Family, friends and supporters gathered to celebrate the life of barbecue chef David McAtee at a funeral service Saturday.
Outside the Canaan Christian Church on Hikes Lane, families embraced while young girls giggled and played with dolls. Most of them came wearing masks, though organizers had a wide array available inside for those without their own.
McAtee’s service drew even those who didn’t know him personally.
“I just saw it on the news, so I wanted to come to show my support,” said Louisville resident Sherrice Bond. “His death could have been prevented.”
McAtee was killed by a National Guard member after midnight on June 1 inside his restaurant, Yaya’s Barbecue. National Guard and Louisville Metro Police had arrived at the nearby intersection, 26th and Broadway, shortly before. They came to break up a large gathering that was in violation of the citywide curfew.
Bond blamed Mayor Fischer and Gov. Andy Beshear for using the National Guard to control the protests in Louisville demanding justice after the killing of Breonna Taylor, who was shot by police during a raid in March.
McAtee’s restaurant was popular when he was alive. Now, in death, it has inspired other Louisvillians, including chef Edward Lee, who spoke directly to McAtee at his funeral.
“Though I can’t say that I knew you well, what I can say is that I knew your spirit. You were a chef. You loved your community. You were a kind soul. You fed people who needed it, again and again and again,” Lee said.
This week, Lee announced he was closing one of his Louisville restaurants to turn it into a community kitchen named for McAtee. The goal is to offer meals, supplies and groceries to families in underserved neighborhoods.

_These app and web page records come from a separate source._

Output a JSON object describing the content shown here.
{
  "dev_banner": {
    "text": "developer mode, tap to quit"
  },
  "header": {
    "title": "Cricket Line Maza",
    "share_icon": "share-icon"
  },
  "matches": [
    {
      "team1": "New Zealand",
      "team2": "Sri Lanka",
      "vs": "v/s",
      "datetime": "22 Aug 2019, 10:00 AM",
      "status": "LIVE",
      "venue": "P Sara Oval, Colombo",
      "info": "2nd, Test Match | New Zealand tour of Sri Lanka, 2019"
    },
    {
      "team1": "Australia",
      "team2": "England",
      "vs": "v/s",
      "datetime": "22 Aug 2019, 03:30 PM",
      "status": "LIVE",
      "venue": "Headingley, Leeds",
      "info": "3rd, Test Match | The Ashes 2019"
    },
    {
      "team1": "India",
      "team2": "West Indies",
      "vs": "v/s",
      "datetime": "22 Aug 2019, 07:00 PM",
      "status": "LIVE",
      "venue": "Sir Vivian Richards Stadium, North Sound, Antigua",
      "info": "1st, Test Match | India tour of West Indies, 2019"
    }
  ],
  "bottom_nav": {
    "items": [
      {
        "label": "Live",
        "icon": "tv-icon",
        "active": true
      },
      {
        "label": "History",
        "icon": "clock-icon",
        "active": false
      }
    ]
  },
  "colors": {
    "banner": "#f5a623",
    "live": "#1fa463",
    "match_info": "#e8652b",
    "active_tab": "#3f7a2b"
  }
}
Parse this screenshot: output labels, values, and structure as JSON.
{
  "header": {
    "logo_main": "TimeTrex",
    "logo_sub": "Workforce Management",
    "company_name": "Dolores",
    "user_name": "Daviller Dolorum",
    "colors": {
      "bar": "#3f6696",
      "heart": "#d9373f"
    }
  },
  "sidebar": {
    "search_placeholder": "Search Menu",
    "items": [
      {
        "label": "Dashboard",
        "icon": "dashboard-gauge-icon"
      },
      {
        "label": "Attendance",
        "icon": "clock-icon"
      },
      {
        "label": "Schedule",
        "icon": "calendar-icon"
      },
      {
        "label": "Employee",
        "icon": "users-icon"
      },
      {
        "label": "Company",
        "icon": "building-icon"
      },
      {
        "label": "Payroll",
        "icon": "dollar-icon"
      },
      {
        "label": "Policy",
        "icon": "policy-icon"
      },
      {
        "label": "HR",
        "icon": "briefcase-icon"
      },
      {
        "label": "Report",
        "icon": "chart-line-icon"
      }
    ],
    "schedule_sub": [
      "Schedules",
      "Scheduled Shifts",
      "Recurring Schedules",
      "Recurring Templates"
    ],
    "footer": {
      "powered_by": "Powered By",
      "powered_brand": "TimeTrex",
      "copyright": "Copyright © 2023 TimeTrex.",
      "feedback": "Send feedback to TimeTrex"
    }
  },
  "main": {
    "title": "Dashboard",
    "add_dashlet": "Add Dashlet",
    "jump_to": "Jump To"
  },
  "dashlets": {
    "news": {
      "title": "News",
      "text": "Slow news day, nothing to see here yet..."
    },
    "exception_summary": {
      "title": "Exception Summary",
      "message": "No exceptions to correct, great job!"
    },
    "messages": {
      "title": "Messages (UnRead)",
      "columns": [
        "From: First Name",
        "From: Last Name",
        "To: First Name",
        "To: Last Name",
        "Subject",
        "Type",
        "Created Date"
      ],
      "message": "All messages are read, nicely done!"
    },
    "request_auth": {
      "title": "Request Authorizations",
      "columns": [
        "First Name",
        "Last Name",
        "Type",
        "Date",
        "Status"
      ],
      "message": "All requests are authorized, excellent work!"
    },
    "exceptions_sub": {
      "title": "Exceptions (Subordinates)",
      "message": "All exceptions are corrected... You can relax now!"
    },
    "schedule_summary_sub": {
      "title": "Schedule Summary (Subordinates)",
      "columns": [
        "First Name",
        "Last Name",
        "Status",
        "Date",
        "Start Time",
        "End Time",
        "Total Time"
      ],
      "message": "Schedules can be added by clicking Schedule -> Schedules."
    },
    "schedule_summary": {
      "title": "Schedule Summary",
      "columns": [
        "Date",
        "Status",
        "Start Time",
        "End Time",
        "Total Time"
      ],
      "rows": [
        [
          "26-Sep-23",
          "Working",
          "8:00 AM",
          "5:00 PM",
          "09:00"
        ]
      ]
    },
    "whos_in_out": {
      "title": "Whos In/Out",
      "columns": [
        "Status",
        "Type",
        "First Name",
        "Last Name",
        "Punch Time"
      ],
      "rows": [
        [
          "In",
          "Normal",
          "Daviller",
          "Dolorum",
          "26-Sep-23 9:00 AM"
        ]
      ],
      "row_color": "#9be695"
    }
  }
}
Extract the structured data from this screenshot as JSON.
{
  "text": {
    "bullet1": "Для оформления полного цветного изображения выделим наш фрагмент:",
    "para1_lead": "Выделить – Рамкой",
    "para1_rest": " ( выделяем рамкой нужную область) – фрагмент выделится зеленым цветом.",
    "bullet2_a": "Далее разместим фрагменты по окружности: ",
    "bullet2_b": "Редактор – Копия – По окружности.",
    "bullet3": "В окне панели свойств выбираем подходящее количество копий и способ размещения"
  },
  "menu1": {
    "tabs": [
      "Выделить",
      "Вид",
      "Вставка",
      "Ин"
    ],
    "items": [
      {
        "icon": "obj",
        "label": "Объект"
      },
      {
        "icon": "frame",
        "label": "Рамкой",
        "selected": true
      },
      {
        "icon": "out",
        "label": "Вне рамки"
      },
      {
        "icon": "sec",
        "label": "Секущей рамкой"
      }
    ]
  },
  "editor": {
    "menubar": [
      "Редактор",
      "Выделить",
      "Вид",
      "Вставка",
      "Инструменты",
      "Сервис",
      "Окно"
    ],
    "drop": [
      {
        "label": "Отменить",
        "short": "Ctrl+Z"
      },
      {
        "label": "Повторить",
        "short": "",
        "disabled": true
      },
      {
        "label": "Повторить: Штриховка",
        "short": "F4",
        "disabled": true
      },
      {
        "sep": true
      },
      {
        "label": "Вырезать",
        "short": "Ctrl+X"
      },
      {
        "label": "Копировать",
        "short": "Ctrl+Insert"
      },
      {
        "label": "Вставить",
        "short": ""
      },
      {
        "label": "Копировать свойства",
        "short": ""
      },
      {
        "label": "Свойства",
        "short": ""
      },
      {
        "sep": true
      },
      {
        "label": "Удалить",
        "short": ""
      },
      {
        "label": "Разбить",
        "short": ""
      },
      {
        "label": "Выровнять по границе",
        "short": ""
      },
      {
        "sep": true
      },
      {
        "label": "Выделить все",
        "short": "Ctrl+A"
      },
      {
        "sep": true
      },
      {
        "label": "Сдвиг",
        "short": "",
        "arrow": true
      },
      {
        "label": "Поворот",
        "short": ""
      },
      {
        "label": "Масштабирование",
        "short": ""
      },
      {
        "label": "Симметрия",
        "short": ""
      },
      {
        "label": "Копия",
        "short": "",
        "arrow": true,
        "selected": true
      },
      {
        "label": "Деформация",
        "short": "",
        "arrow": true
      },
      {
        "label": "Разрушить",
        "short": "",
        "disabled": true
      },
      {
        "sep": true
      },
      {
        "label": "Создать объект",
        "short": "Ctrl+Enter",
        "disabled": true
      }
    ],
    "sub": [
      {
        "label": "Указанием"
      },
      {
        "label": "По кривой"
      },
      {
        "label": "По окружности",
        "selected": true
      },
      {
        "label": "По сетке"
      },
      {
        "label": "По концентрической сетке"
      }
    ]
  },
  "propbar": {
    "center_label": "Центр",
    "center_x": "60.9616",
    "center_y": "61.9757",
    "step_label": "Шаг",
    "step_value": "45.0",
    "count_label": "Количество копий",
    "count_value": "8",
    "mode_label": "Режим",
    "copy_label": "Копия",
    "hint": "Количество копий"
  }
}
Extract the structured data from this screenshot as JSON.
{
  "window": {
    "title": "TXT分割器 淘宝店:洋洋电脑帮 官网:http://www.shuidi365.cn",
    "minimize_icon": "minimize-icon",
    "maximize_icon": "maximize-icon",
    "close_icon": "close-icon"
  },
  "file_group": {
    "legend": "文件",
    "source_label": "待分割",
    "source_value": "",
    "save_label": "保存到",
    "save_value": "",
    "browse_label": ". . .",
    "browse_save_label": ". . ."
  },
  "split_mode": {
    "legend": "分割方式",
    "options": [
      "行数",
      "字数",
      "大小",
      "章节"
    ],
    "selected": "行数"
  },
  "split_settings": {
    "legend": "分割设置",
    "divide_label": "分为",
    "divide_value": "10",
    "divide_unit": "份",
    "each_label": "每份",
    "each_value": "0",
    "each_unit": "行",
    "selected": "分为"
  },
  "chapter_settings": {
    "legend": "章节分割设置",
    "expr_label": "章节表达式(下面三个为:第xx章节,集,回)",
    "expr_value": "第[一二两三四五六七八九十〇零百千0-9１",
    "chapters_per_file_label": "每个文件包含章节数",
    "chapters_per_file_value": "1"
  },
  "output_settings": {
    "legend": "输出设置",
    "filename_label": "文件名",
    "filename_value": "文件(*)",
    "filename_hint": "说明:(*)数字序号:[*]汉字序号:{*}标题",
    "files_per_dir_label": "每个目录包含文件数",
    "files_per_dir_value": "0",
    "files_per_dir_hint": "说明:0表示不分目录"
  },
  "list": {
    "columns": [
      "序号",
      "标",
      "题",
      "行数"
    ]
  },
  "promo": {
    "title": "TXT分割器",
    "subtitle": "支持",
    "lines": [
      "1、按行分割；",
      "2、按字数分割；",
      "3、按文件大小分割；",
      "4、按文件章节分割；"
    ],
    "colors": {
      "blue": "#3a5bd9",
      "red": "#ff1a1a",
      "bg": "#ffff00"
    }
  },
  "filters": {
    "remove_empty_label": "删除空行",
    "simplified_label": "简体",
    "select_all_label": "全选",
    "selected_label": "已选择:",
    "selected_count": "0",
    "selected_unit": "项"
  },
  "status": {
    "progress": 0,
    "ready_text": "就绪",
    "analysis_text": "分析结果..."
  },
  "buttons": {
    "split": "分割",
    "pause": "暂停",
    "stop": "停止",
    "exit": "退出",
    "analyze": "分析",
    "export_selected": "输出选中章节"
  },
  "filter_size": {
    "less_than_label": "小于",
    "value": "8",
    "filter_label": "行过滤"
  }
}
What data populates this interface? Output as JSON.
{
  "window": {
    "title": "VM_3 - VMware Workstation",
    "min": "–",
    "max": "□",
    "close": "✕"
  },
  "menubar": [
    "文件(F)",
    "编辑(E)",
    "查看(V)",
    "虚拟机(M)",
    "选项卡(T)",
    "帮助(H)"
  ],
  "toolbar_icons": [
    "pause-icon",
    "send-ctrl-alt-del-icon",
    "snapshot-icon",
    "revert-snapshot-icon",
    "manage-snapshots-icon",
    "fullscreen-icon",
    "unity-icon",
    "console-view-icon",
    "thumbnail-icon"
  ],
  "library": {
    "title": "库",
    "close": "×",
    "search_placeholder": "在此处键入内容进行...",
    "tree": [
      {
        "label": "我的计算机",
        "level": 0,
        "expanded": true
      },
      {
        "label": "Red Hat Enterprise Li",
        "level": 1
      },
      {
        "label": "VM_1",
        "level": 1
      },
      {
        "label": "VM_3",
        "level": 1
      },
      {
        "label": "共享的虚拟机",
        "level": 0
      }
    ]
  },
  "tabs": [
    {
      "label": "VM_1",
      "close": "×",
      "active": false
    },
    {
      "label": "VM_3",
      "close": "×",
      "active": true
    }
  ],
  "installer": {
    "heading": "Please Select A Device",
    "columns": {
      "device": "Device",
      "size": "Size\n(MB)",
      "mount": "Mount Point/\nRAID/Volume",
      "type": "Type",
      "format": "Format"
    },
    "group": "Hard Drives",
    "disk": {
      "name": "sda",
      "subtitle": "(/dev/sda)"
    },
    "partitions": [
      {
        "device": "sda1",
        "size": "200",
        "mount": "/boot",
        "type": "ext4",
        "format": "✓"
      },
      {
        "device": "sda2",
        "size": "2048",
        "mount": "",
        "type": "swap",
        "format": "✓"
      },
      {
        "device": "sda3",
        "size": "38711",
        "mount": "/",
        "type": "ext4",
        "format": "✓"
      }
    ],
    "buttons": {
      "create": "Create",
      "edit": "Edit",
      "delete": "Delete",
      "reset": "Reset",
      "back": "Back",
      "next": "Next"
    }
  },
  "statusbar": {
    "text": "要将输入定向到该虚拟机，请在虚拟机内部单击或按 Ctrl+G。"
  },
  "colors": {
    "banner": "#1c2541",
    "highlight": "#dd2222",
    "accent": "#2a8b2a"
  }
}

Charles Jewell, who said he owns the building that houses the barbecue shop, described McAtee as “a good man. He was (the) type of man that was sincere about his business and enjoyed doing what he loved doing — being a cook and trying to serve the community.”
McAtee was known for giving away his food for free, including to police officers.
His death once again highlighted concerns that police treat certain neighborhoods and people differently than others. Reverend Darryl Watkins spoke about the fight of Black Americans against inequality during his eulogy for McAtee.
“There’s some corruption and bitterness, there’s injustice in our nation. There is poverty, lack of education. How come we can’t have proper education?” he said.
Watkins spoke directly to McAtee’s mother, Odessa Riley, encouraging her to fight for justice, while at the same time committing to fight as well.
McAtee was buried at Green Meadows Cemetery in southwest Louisville.